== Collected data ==
********************
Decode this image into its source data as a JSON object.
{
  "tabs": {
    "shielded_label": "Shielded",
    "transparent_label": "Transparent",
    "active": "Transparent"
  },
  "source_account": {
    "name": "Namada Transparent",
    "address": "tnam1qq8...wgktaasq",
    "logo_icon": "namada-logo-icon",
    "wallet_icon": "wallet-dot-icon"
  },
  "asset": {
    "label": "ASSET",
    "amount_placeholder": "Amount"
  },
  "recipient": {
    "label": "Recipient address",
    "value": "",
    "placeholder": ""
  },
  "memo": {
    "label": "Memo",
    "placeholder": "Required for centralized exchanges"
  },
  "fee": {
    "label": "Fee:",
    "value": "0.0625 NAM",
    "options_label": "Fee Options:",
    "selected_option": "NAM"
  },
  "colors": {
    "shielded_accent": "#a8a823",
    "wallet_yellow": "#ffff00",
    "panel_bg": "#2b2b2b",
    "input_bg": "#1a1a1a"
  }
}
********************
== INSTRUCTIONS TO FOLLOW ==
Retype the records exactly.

== SOLUTION ==
Decode this image into its source data as a JSON object.
{
  "tabs": {
    "shielded_label": "Shielded",
    "transparent_label": "Transparent",
    "active": "Transparent"
  },
  "source_account": {
    "name": "Namada Transparent",
    "address": "tnam1qq8...wgktaasq",
    "logo_icon": "namada-logo-icon",
    "wallet_icon": "wallet-dot-icon"
  },
  "asset": {
    "label": "ASSET",
    "amount_placeholder": "Amount"
  },
  "recipient": {
    "label": "Recipient address",
    "value": "",
    "placeholder": ""
  },
  "memo": {
    "label": "Memo",
    "placeholder": "Required for centralized exchanges"
  },
  "fee": {
    "label": "Fee:",
    "value": "0.0625 NAM",
    "options_label": "Fee Options:",
    "selected_option": "NAM"
  },
  "colors": {
    "shielded_accent": "#a8a823",
    "wallet_yellow": "#ffff00",
    "panel_bg": "#2b2b2b",
    "input_bg": "#1a1a1a"
  }
}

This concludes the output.